When looking at homes to buy, it's easy to get caught up in beautifully-designed listings, well-curated staging, and the excitement that comes with touring homes for sale. It's important, though, to think of a home purchase as a business transaction and ask plenty of tough questions. Armed with information on the home's market value, possible repairs, flood and earthquake risks and more will help you make an educated purchase.
What is the Home Worth?
Your agent can't tell you directly how much you should offer for a home. She can, however, obtain recent comparable sales, or comps, to help you determine the approximate value of the home. Your agent also can tell you how long the home has been on the market and whether any other offers have been made on the property. This will help you understand the home's value and attractiveness to other buyers and whether the seller might be flexible on price.
Will it Need Repairs?
While real estate agents are not home builders, they are generally knowledgeable about a home's potential need for repairs. Ask your agent whether she spots any possible problems with a home's foundation, roof, windows, appliances and general construction. You'll have a formal inspection if the seller accepts your offer, but having some idea of the home's condition as you're looking will help inform your purchase. Some states also require the seller to provide a disclosure stating the home's condition; ask your agent if this is available.
Is it at Risk for Flood or Earthquake?
If a home is in an area vulnerable to flood or earthquake, it may require additional insurance that will raise the cost of living. In some cases, disaster insurance will be required by your lending institution; other times, the insurance is optional. It's also possible that the cost of insurance will be so high compared to the risk of damage that you're better off looking for a different property. Your agent can help you find an insurance provider with whom you can discuss these risks.

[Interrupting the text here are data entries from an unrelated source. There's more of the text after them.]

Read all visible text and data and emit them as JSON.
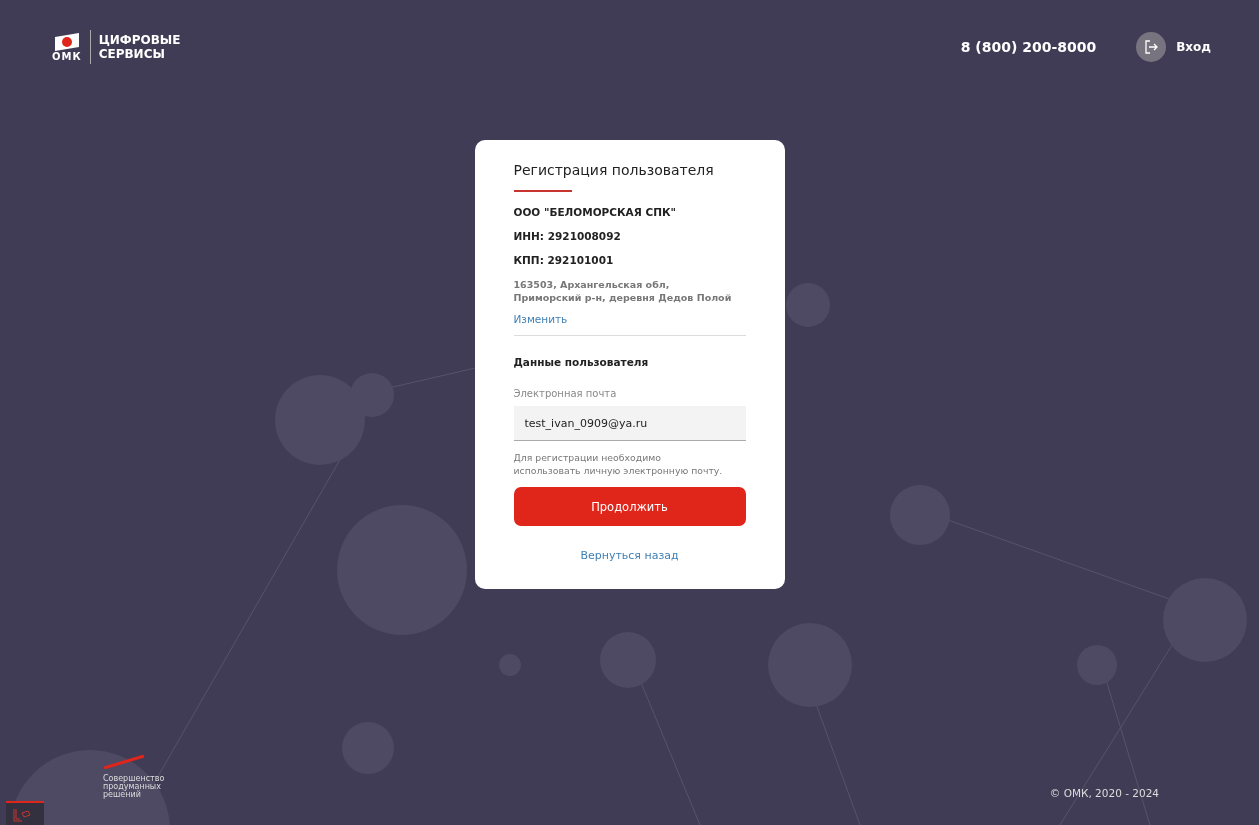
{
  "header": {
    "logo_abbr": "ОМК",
    "logo_lines": [
      "ЦИФРОВЫЕ",
      "СЕРВИСЫ"
    ],
    "phone": "8 (800) 200-8000",
    "login": "Вход"
  },
  "card": {
    "title": "Регистрация пользователя",
    "company": "ООО \"БЕЛОМОРСКАЯ СПК\"",
    "inn": "ИНН: 2921008092",
    "kpp": "КПП: 292101001",
    "address_lines": [
      "163503, Архангельская обл,",
      "Приморский р-н, деревня Дедов Полой"
    ],
    "change_link": "Изменить",
    "section_title": "Данные пользователя",
    "email": {
      "label": "Электронная почта",
      "value": "test_ivan_0909@ya.ru"
    },
    "hint_lines": [
      "Для регистрации необходимо",
      "использовать личную электронную почту."
    ],
    "submit": "Продолжить",
    "back": "Вернуться назад"
  },
  "footer": {
    "tagline_lines": [
      "Совершенство",
      "продуманных",
      "решений"
    ],
    "copyright": "© ОМК, 2020 - 2024"
  }
}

You may want to ask your agent other questions about property taxes, public schools nearby and whether any other costs are associated with the home such as association dues. It's also important to determine whether unpaid fees or debt have caused any liens to be put on the property; if a lien does exist, it may affect your lender's willingness to give you a loan for the purchase. Ultimately, you should ask your real estate agent, loan officer, home inspector and closing agent lots of questions; if any question is out of their areas of expertise, they'll refer you to someone who can answer it.

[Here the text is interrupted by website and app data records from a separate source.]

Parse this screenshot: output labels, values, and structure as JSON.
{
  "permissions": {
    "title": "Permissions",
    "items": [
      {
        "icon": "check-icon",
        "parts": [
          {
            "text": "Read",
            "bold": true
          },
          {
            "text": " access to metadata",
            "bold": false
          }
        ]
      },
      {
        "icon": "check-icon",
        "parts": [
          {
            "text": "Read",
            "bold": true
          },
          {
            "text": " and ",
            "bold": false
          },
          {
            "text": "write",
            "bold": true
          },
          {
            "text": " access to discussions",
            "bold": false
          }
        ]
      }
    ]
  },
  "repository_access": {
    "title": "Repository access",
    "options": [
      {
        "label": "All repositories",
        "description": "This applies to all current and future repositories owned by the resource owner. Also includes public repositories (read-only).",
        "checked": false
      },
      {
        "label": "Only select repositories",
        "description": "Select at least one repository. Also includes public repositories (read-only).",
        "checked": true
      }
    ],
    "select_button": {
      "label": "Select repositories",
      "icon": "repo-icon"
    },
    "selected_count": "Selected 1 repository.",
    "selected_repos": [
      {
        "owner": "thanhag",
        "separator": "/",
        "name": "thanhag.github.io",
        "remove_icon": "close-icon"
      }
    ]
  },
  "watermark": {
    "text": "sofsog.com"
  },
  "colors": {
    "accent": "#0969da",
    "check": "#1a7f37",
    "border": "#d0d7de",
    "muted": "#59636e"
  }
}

Megan Hill is a Seattle-based writer with more than 10 years of experience. She has served as a writer and editor for websites and nonprofit organizations, as well as a reporter for magazines such as "Seattle Met," "Seattle Magazine" and "Edible Seattle."